“The Bookmobile has story time and does a series of events. For example, I play Pathfinders with sixth graders after school. I am lucky enough to be a part of planning those events; whether they are free or fundraisers, it is always a blast.” Katie says her experience in theater at Marlboro has helped her with group communication and mediation.
“My biggest challenge has been learning how to engage the youth in the afterschool programs so that we have a safe time while having fun. There are so many components that need to come together to make the program successful, and when one element falls apart the whole team needs to come together and figure out a solution.”
I am currently serving as an AmeriCorps VISTA volunteer at the In-Sight Photography Project in Brattleboro, Vermont. In-Sight is a youth-focused arts education organization that teaches analog and digital photography to kids, from age 11 through 18. Because classes are offered on a sliding-scale basis, In-Sight is able to reach youth that might otherwise not be able to access after-school programming, especially arts education programs.
I first learned about In-Sight from photography professor John Willis, who co-founded the organization 20 years ago and with whom I was taking a photography course at Marlboro. I volunteered to co-teach a couple stop-motion animation classes at In-Sight, then took a Work Study position there. After graduating, it was an easy decision to accept the VISTA position there, as it would entail service that I was excited about. It also enabled me to develop my relationship with the organization further, helped me with professional experience and funding for future education, and provided increasingly hard-to-come-by darkroom facilities.

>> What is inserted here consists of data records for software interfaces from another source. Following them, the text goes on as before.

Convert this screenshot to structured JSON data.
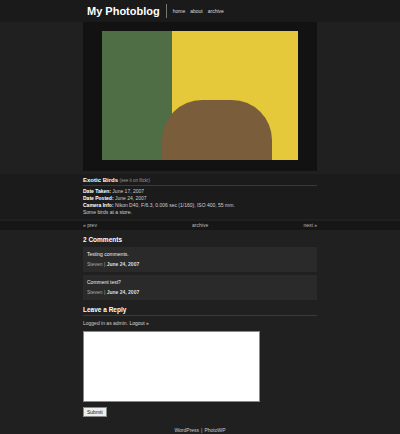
{
  "header": {
    "title": "My Photoblog",
    "nav": [
      "home",
      "about",
      "archive"
    ]
  },
  "post": {
    "title": "Exotic Birds",
    "flickr": "(see it on flickr)",
    "meta": [
      {
        "label": "Date Taken:",
        "value": "June 17, 2007"
      },
      {
        "label": "Date Posted:",
        "value": "June 24, 2007"
      },
      {
        "label": "Camera Info:",
        "value": "Nikon D40, F/6.3, 0.006 sec (1/160), ISO 400, 55 mm."
      }
    ],
    "caption": "Some birds at a store."
  },
  "pager": {
    "prev": "« prev",
    "archive": "archive",
    "next": "next »"
  },
  "comments": {
    "heading": "2 Comments",
    "items": [
      {
        "text": "Testing comments.",
        "author": "Steven",
        "separator": "|",
        "date": "June 24, 2007"
      },
      {
        "text": "Comment test?",
        "author": "Steven",
        "separator": "|",
        "date": "June 24, 2007"
      }
    ]
  },
  "reply": {
    "heading": "Leave a Reply",
    "logged_in": "Logged in as admin.",
    "logout": "Logout »",
    "submit": "Submit"
  },
  "footer": {
    "left": "WordPress",
    "separator": "|",
    "right": "PhotoWP"
  }
}
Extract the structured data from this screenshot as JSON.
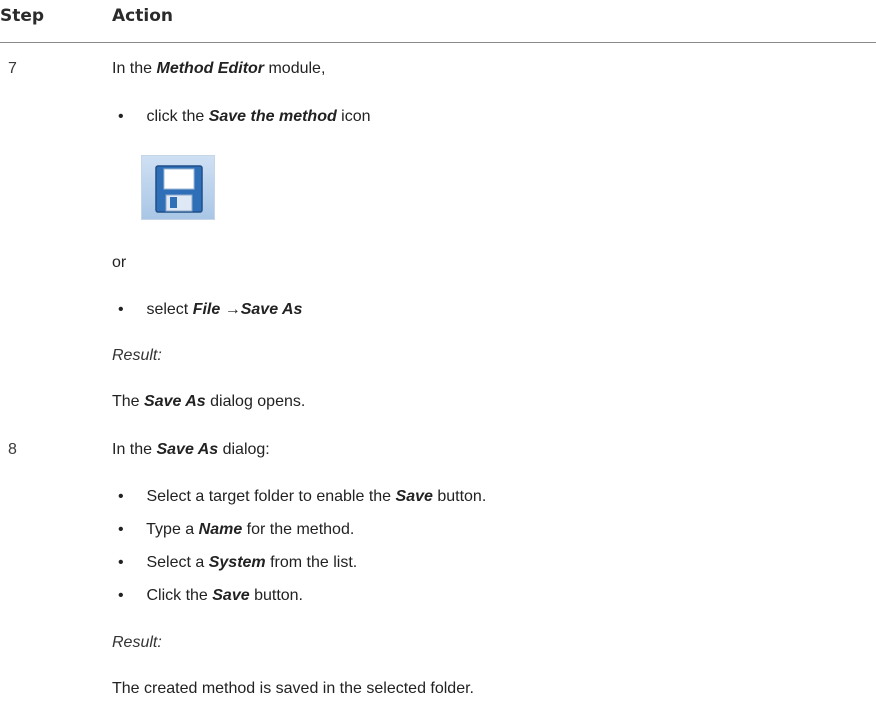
{
  "header": {
    "step": "Step",
    "action": "Action"
  },
  "steps": [
    {
      "number": "7",
      "intro": [
        "In the ",
        "Method Editor",
        " module,"
      ],
      "bullet1": [
        "click the ",
        "Save the method",
        " icon"
      ],
      "icon": "save-disk-icon",
      "or_text": "or",
      "bullet2": [
        "select ",
        "File",
        " →",
        "Save As"
      ],
      "result_label": "Result:",
      "result_text": [
        "The ",
        "Save As",
        " dialog opens."
      ]
    },
    {
      "number": "8",
      "intro": [
        "In the ",
        "Save As",
        " dialog:"
      ],
      "bullets": [
        [
          "Select a target folder to enable the ",
          "Save",
          " button."
        ],
        [
          "Type a ",
          "Name",
          " for the method."
        ],
        [
          "Select a ",
          "System",
          " from the list."
        ],
        [
          "Click the ",
          "Save",
          " button."
        ]
      ],
      "result_label": "Result:",
      "result_text": "The created method is saved in the selected folder."
    }
  ]
}
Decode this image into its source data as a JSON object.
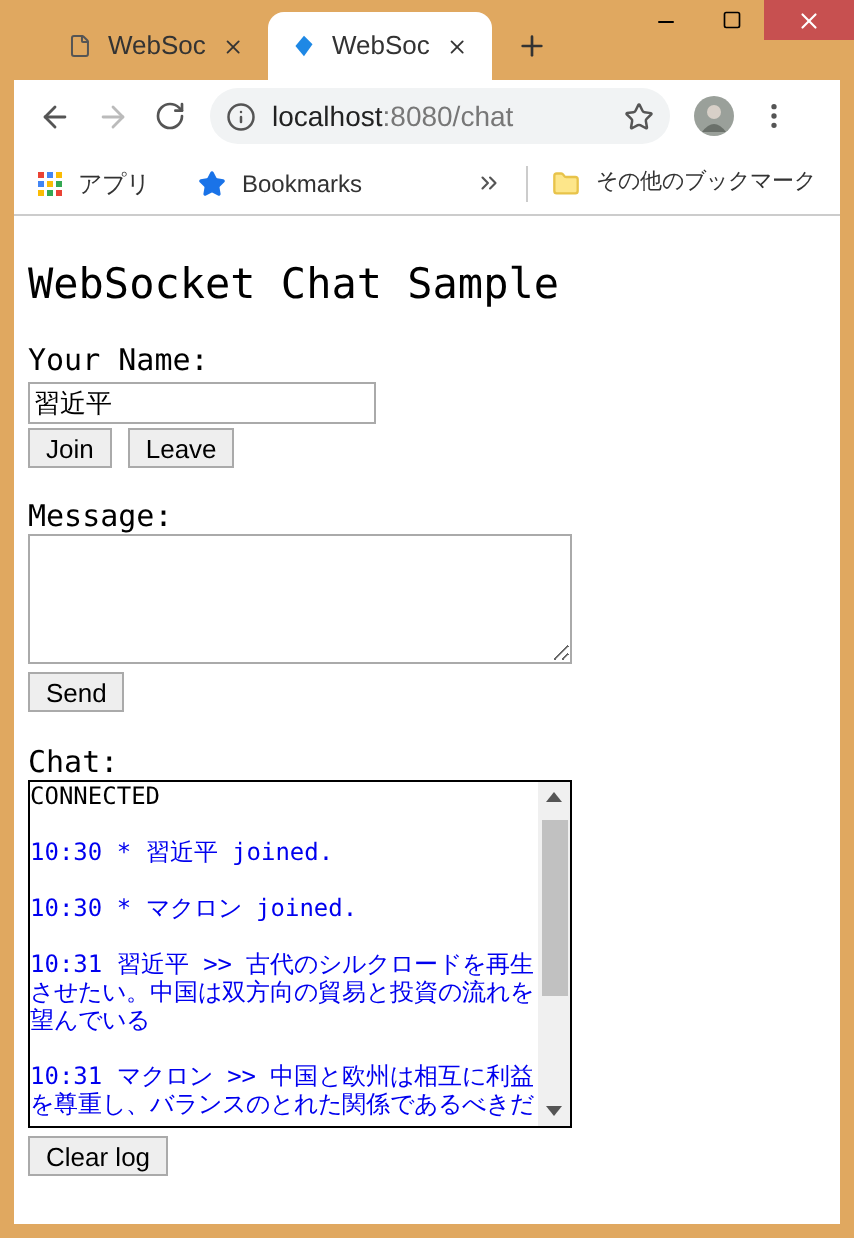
{
  "tabs": [
    {
      "title": "WebSoc",
      "selected": false,
      "kind": "page"
    },
    {
      "title": "WebSoc",
      "selected": true,
      "kind": "app"
    }
  ],
  "address_bar": {
    "host": "localhost",
    "path": ":8080/chat"
  },
  "bookmarks_bar": {
    "apps": "アプリ",
    "bookmarks": "Bookmarks",
    "other": "その他のブックマーク"
  },
  "page": {
    "heading": "WebSocket Chat Sample",
    "name_label": "Your Name:",
    "name_value": "習近平",
    "join": "Join",
    "leave": "Leave",
    "message_label": "Message:",
    "send": "Send",
    "chat_label": "Chat:",
    "clear": "Clear log",
    "log": [
      {
        "kind": "status",
        "text": "CONNECTED"
      },
      {
        "kind": "message",
        "text": "10:30 * 習近平 joined."
      },
      {
        "kind": "message",
        "text": "10:30 * マクロン joined."
      },
      {
        "kind": "message",
        "text": "10:31 習近平 >> 古代のシルクロードを再生させたい。中国は双方向の貿易と投資の流れを望んでいる"
      },
      {
        "kind": "message",
        "text": "10:31 マクロン >> 中国と欧州は相互に利益を尊重し、バランスのとれた関係であるべきだ"
      }
    ]
  }
}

Day-to-day, my activities at In-Sight vary quite a bit, as I hope is the case for any work I do in the future. On any given day I might be: meeting with a new volunteer to show them the space and develop curriculum for a class; learning how to merge an Excel document with a Word document in order to print hundreds of mailing labels; testing old film cameras to make sure they are ready for students to use; preparing photographs for installation at our annual auction fundraiser; or planning and implementing an event during Gallery Walk to recruit students for classes.
My favorite thing about my service at In-Sight would certainly be the opportunity I have to work with students directly and see the impact that the program has on them. While the AmeriCorps VISTA program is focused on indirect service, there are times, especially due to In-Sight’s small size, that I am either working in the same space as students or facilitating classes with a volunteer. Interacting with the students is always a nice break from work that often requires a lot of time spent with a computer. Sometimes, I get to hear kids say really funny things.
My Plan of Concentration was in literature, and, while I have few opportunities to bring up James Joyce or Dante at In-Sight, I am able to use my writing skills every day. Often, when proofreading a grant proposal, report or other document, I remember lessons in grammar that Laura Stevenson taught me in the Elements of Style class that I took five years ago—really! Photography was 40 percent of my Plan work, and my experience from that enables me to work with volunteers who are planning a class and to offer specific solutions. I am currently looking to continue my education in photography—I’ve applied to a few MFA programs and am now weighing my options.